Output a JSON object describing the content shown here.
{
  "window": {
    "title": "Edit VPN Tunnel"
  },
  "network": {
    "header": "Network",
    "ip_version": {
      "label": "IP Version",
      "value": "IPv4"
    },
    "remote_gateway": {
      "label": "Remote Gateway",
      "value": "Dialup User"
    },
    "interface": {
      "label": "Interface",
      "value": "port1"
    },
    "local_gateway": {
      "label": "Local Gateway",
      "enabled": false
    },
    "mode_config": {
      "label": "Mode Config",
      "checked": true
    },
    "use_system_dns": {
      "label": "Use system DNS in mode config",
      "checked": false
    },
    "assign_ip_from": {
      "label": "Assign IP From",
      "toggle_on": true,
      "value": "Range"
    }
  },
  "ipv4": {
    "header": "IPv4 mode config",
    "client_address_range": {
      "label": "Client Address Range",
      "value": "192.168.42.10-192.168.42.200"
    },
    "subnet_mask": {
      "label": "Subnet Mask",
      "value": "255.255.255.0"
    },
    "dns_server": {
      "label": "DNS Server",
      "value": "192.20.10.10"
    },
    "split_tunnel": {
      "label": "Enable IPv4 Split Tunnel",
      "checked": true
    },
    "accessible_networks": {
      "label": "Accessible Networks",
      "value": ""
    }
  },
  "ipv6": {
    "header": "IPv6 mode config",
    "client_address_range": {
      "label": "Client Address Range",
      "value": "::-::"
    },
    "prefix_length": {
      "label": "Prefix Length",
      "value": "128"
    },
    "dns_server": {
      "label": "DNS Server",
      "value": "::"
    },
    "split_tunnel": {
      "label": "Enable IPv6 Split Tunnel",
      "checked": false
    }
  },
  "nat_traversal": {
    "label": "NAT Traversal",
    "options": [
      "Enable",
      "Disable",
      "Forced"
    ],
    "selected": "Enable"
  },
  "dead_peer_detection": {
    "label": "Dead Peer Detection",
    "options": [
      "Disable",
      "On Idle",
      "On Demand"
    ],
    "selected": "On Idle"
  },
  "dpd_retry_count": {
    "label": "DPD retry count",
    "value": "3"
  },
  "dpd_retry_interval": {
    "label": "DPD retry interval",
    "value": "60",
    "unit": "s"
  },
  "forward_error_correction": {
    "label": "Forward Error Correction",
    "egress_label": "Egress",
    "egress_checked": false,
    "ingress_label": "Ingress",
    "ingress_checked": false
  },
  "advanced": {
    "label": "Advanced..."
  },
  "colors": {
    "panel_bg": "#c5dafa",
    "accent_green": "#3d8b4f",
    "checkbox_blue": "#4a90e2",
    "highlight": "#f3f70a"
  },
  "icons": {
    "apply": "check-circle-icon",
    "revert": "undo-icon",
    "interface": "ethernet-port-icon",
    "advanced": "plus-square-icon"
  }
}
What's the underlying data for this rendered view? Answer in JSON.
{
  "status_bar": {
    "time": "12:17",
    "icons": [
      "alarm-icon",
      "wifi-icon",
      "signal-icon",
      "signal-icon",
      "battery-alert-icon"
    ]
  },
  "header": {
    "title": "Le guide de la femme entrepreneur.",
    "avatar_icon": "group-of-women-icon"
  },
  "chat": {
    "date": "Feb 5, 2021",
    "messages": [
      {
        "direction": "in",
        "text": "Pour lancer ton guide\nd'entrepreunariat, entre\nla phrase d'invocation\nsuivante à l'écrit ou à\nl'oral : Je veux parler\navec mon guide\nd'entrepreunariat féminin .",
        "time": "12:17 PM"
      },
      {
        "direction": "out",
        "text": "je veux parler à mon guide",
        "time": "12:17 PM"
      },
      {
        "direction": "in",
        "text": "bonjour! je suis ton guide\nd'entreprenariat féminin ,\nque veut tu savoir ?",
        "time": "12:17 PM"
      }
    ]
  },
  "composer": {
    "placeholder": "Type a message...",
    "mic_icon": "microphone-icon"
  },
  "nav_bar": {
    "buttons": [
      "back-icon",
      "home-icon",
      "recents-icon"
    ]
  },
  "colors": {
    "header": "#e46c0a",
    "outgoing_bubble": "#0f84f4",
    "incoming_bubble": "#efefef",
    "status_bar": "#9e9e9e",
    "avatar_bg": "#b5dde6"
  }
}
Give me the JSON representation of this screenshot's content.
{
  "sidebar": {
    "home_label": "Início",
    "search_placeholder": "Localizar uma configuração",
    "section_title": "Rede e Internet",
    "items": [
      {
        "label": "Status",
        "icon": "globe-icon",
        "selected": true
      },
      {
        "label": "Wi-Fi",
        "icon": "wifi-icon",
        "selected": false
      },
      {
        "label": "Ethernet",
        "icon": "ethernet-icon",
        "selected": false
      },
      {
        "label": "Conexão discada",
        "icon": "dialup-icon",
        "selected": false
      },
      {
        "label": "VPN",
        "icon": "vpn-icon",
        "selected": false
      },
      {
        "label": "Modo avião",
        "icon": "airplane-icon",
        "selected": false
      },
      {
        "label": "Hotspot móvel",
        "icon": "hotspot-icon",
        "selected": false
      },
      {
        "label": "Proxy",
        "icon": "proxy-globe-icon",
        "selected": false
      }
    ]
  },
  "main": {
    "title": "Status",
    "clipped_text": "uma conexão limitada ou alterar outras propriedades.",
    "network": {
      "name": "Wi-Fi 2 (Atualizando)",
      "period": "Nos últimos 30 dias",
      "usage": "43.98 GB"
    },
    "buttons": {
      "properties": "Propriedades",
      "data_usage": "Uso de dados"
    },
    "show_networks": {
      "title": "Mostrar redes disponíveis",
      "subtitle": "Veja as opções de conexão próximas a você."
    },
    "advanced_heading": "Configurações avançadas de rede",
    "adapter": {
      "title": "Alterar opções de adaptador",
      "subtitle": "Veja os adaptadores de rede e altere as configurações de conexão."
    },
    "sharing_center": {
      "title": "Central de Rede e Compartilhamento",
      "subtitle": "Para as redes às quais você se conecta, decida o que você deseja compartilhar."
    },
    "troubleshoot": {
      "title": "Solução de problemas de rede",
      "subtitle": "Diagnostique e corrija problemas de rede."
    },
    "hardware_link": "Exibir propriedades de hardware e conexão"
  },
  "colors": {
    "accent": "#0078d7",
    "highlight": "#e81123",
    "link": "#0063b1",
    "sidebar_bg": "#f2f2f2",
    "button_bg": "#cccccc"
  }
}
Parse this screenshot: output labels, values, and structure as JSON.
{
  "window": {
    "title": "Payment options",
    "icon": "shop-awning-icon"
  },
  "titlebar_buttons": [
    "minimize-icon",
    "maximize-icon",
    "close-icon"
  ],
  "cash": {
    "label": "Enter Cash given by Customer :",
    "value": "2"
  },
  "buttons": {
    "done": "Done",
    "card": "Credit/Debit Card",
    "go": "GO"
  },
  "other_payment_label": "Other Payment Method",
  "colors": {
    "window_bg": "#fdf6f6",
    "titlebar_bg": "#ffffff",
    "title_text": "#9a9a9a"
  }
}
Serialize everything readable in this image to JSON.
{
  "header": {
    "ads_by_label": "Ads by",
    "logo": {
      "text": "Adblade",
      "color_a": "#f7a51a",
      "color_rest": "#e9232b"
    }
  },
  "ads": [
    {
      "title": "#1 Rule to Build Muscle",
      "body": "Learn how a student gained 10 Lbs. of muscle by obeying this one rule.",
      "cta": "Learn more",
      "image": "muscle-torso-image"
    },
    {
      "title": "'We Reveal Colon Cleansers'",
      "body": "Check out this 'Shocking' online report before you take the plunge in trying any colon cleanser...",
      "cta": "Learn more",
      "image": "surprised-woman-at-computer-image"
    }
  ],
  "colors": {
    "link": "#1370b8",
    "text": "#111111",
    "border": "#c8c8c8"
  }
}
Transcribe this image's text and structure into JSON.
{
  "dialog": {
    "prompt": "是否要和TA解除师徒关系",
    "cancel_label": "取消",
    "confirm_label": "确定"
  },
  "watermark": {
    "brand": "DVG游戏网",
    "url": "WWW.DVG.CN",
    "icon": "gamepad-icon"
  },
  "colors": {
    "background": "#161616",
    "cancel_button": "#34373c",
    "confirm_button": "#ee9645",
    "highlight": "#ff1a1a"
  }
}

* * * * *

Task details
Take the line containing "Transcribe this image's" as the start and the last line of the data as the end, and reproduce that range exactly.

Written response
Transcribe this image's text and structure into JSON.
{
  "dialog": {
    "prompt": "是否要和TA解除师徒关系",
    "cancel_label": "取消",
    "confirm_label": "确定"
  },
  "watermark": {
    "brand": "DVG游戏网",
    "url": "WWW.DVG.CN",
    "icon": "gamepad-icon"
  },
  "colors": {
    "background": "#161616",
    "cancel_button": "#34373c",
    "confirm_button": "#ee9645",
    "highlight": "#ff1a1a"
  }
}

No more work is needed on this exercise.